The commission agenda for 2014 contains a number of items that I am currently working on, including improved access to both inpatient and outpatient mental health services and access to brain injury services (which includes concussions). The agenda also includes review of viral hepatitis treatment in Virginia, mental health care services in local and regional jails, and new quality and safety measures to improve hospital related care.
I know that many of my readers, having come to this point in the column, are frowning as the overwhelming thought rises: “What about the elephant in the room (pun deeply intended) … Medicaid Expansion?”

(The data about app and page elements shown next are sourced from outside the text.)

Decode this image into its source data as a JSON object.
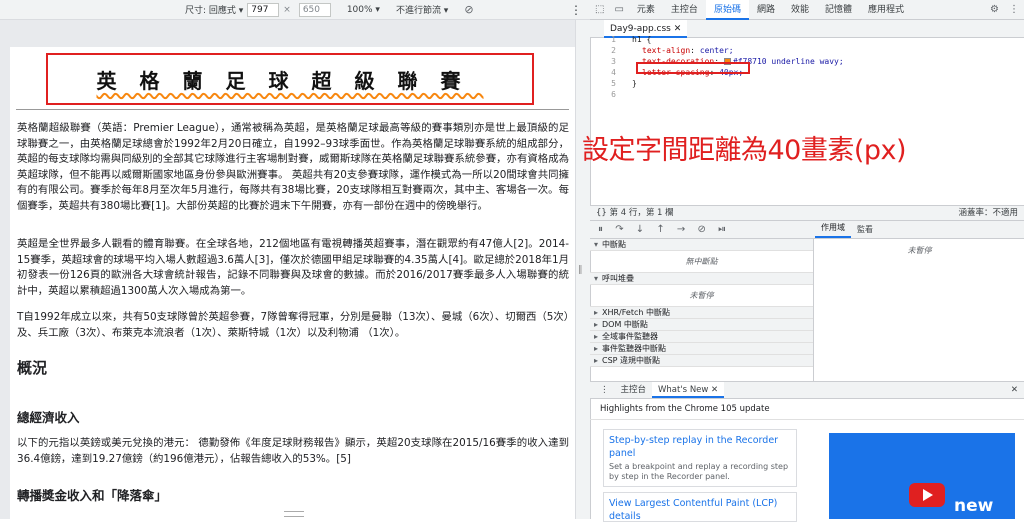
{
  "device_toolbar": {
    "size_label": "尺寸: 回應式 ▾",
    "width": "797",
    "times": "×",
    "height": "650",
    "zoom": "100% ▾",
    "throttle": "不進行節流 ▾",
    "menu_glyph": "⋮"
  },
  "page": {
    "title": "英格蘭足球超級聯賽",
    "p1": "英格蘭超級聯賽（英語：Premier League），通常被稱為英超，是英格蘭足球最高等級的賽事類別亦是世上最頂級的足球聯賽之一，由英格蘭足球總會於1992年2月20日確立，自1992–93球季面世。作為英格蘭足球聯賽系統的組成部分，英超的每支球隊均需與同級別的全部其它球隊進行主客場制對賽，威爾斯球隊在英格蘭足球聯賽系統參賽，亦有資格成為英超球隊，但不能再以威爾斯國家地區身份參與歐洲賽事。 英超共有20支參賽球隊，運作模式為一所以20間球會共同擁有的有限公司。賽季於每年8月至次年5月進行，每隊共有38場比賽，20支球隊相互對賽兩次，其中主、客場各一次。每個賽季，英超共有380場比賽[1]。大部份英超的比賽於週末下午開賽，亦有一部份在週中的傍晚舉行。",
    "p2": "英超是全世界最多人觀看的體育聯賽。在全球各地，212個地區有電視轉播英超賽事，潛在觀眾約有47億人[2]。2014-15賽季，英超球會的球場平均入場人數超過3.6萬人[3]，僅次於德國甲組足球聯賽的4.35萬人[4]。歐足總於2018年1月初發表一份126頁的歐洲各大球會統計報告，記錄不同聯賽與及球會的數據。而於2016/2017賽季最多人入場聯賽的統計中，英超以累積超過1300萬人次入場成為第一。",
    "p3": "T自1992年成立以來，共有50支球隊曾於英超參賽，7隊曾奪得冠軍，分別是曼聯（13次）、曼城（6次）、切爾西（5次）及、兵工廠（3次）、布萊克本流浪者（1次）、萊斯特城（1次）以及利物浦 （1次）。",
    "h_overview": "概況",
    "h_revenue": "總經濟收入",
    "p4": "以下的元指以英鎊或美元兌換的港元： 德勤發佈《年度足球財務報告》顯示，英超20支球隊在2015/16賽季的收入達到36.4億鎊，達到19.27億鎊（約196億港元），佔報告總收入的53%。[5]",
    "h_broadcast": "轉播獎金收入和「降落傘」"
  },
  "devtools": {
    "tabs": [
      "元素",
      "主控台",
      "原始碼",
      "網路",
      "效能",
      "記憶體",
      "應用程式"
    ],
    "active_tab": "原始碼",
    "file_tab": "Day9-app.css ✕",
    "code": [
      {
        "n": "1",
        "text": "h1 {"
      },
      {
        "n": "2",
        "prop": "text-align",
        "val": "center;"
      },
      {
        "n": "3",
        "prop": "text-decoration",
        "val": "#f78710 underline wavy;"
      },
      {
        "n": "4",
        "prop": "letter-spacing",
        "val": "40px;"
      },
      {
        "n": "5",
        "text": "}"
      },
      {
        "n": "6",
        "text": ""
      }
    ],
    "status_left": "{}   第 4 行，第 1 欄",
    "status_right": "涵蓋率：不適用",
    "sections": [
      {
        "label": "中斷點",
        "open": true,
        "empty": "無中斷點"
      },
      {
        "label": "呼叫堆疊",
        "open": true,
        "empty": "未暫停"
      },
      {
        "label": "XHR/Fetch 中斷點",
        "open": false
      },
      {
        "label": "DOM 中斷點",
        "open": false
      },
      {
        "label": "全域事件監聽器",
        "open": false
      },
      {
        "label": "事件監聽器中斷點",
        "open": false
      },
      {
        "label": "CSP 違規中斷點",
        "open": false
      }
    ],
    "right_tabs": [
      "作用域",
      "監看"
    ],
    "right_empty": "未暫停",
    "drawer_tabs": [
      "主控台",
      "What's New ✕"
    ],
    "highlights": "Highlights from the Chrome 105 update",
    "cards": [
      {
        "title": "Step-by-step replay in the Recorder panel",
        "desc": "Set a breakpoint and replay a recording step by step in the Recorder panel."
      },
      {
        "title": "View Largest Contentful Paint (LCP) details",
        "desc": ""
      }
    ],
    "video_label": "new"
  },
  "annotation": "設定字間距離為40畫素(px)",
  "colors": {
    "accent": "#1a73e8",
    "highlight": "#e02020",
    "wavy": "#f78710"
  }
}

Yes, referring to the stated JCHC mission above, it is difficult to understand how the ability to provide 400,000 uninsured Virginians with medical insurance coverage under Medicaid could be missing from the JCHC agenda. In fact, the Affordable Care Act (ACA) is on the agenda. The commission will be looking at “the likely impact of ACA provisions on health care costs.” Frankly, I find it a challenging concept that the JCHC will be investing Virginia taxpayer dollars in assessing the impact of legislation that it has determined Virginia will not participate in! Perhaps the idea is we need a better fix on the lost revenue to the Commonwealth, given that the estimates range from $700 million to $1 billion per year! Perhaps the thinking is that we need to estimate the lost revenue to Virginia health care providers – hospitals, physicians, orthodontists, etc. – who before the ACA would have been charging higher prices to the thousands of uninsured Virginians who became sick or injured. Instead, if these Virginians purchased insurance on the Obamacare website then providers must accept lower fees. Likewise for uninsured children up to age 26 now on their parents’ policies, and Virginians with pre-existing conditions who purchased this insurance as well. Of course, there’s also the question of how to treat the tax revenues that would be generated by the 20,000 to 30,000 jobs created in Virginia’s health care sector to deliver the additional care that would be provided. Should these revenues be deducted from the costs?

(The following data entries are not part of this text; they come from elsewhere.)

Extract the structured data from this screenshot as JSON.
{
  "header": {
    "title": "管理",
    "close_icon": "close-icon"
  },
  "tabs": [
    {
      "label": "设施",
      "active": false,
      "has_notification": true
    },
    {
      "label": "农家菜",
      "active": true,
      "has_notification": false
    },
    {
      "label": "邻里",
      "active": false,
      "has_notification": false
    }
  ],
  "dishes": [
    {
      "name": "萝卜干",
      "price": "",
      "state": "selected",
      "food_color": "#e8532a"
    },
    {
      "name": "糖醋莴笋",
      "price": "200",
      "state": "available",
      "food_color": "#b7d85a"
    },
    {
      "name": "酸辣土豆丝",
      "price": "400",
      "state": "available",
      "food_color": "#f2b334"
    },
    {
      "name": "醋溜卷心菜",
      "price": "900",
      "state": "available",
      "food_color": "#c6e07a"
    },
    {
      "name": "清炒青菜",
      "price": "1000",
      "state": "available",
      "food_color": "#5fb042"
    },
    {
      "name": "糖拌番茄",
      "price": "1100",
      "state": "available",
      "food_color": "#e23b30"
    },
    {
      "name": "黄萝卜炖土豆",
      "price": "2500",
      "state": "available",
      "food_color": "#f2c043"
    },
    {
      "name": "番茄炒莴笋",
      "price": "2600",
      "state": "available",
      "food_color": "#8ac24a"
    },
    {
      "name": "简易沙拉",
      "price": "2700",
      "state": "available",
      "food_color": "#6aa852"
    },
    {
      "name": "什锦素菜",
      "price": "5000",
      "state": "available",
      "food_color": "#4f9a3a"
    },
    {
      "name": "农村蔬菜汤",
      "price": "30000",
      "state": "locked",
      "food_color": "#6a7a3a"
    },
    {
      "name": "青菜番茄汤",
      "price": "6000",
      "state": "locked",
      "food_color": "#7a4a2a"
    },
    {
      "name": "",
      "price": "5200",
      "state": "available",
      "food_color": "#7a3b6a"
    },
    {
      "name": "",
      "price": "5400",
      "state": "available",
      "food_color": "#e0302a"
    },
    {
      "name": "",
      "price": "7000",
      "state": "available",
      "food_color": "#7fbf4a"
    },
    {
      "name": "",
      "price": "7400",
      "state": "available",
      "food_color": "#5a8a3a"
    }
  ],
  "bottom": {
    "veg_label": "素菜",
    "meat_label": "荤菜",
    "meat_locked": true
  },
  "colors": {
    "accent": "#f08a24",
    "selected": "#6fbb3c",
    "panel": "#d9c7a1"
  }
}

If you are confused by my slightly tongue-in-cheek musings regarding the impact of the ACA on health care costs, it is because the question has such broad, complex ramifications and complications that one could frame the question and develop the response in support of whichever political agenda one might choose. And although the JCHC is “bipartisan” to a large extent, it is not “nonpartisan.”

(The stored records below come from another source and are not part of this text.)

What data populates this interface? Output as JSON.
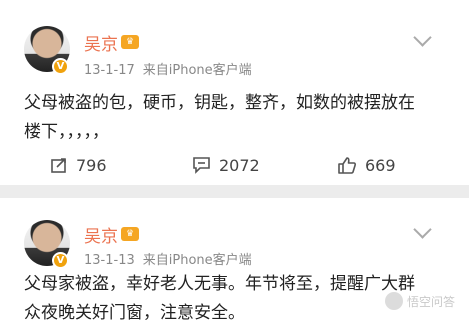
{
  "posts": [
    {
      "author": "吴京",
      "vip_badge": "V",
      "date": "13-1-17",
      "source": "来自iPhone客户端",
      "text_line1": "父母被盗的包，硬币，钥匙，整齐，如数的被摆放在",
      "text_line2": "楼下，，，，，",
      "repost_count": "796",
      "comment_count": "2072",
      "like_count": "669"
    },
    {
      "author": "吴京",
      "vip_badge": "V",
      "date": "13-1-13",
      "source": "来自iPhone客户端",
      "text_line1": "父母家被盗，幸好老人无事。年节将至，提醒广大群",
      "text_line2": "众夜晚关好门窗，注意安全。"
    }
  ],
  "watermark": "悟空问答",
  "colors": {
    "name": "#eb7350",
    "badge": "#f0a20d"
  },
  "icons": [
    "avatar",
    "verified-badge",
    "vip-icon",
    "chevron-down-icon",
    "repost-icon",
    "comment-icon",
    "like-icon"
  ]
}
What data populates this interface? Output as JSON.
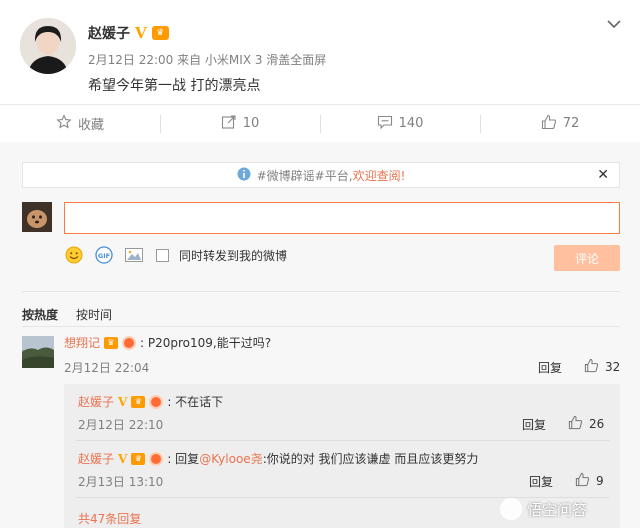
{
  "post": {
    "author": "赵媛子",
    "meta": "2月12日 22:00 来自 小米MIX 3 滑盖全面屏",
    "text": "希望今年第一战 打的漂亮点"
  },
  "actions": {
    "favorite": "收藏",
    "repost": "10",
    "comment": "140",
    "like": "72"
  },
  "notice": {
    "prefix": "#微博辟谣#平台,",
    "link": "欢迎查阅!"
  },
  "composer": {
    "input_value": "",
    "forward_label": "同时转发到我的微博",
    "submit_label": "评论"
  },
  "sort": {
    "hot": "按热度",
    "time": "按时间"
  },
  "comments": [
    {
      "user": "想翔记",
      "text": ": P20pro109,能干过吗?",
      "time": "2月12日 22:04",
      "reply_label": "回复",
      "likes": "32"
    }
  ],
  "replies": [
    {
      "user": "赵媛子",
      "text": ": 不在话下",
      "time": "2月12日 22:10",
      "reply_label": "回复",
      "likes": "26"
    },
    {
      "user": "赵媛子",
      "prefix": ": 回复",
      "mention": "@Kylooe尧",
      "text": ":你说的对 我们应该谦虚 而且应该更努力",
      "time": "2月13日 13:10",
      "reply_label": "回复",
      "likes": "9"
    }
  ],
  "more_replies": "共47条回复",
  "watermark": "悟空问答",
  "colors": {
    "accent": "#eb7350",
    "input_border": "#fa7d3c",
    "submit_disabled": "#ffc09f",
    "vip": "#ffa500"
  }
}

I believe the true reason the JCHC is not directly engaged in the debate in Richmond is that it is “above our pay grade.” Governor McAuliffe and Speaker Howell are running the show at this point. Oddly, they seem almost to be acting as surrogates for President Obama and Speaker Boehner. I am not sure that they would be pleased by this observation. Be that as it may on the national level, Republicans at the state levels could be grudgingly recognizing that the ACA is a reality and states that refuse to accept these federal funds are taking money out of the pockets of citizens, as well as directly undermining the health and well-being of many. Editorial opinion from media throughout Virginia and across the political spectrum supports finding a way to accept federal dollars to expand health care coverage. Speaker Howell has scheduled a special session of the legislature in September, exclusively to debate this issue. We will all be losers if we are unable to compromise.
Delegate Kory represents the 38th District in the Virginia House of Delegates. She may be emailed at [email protected]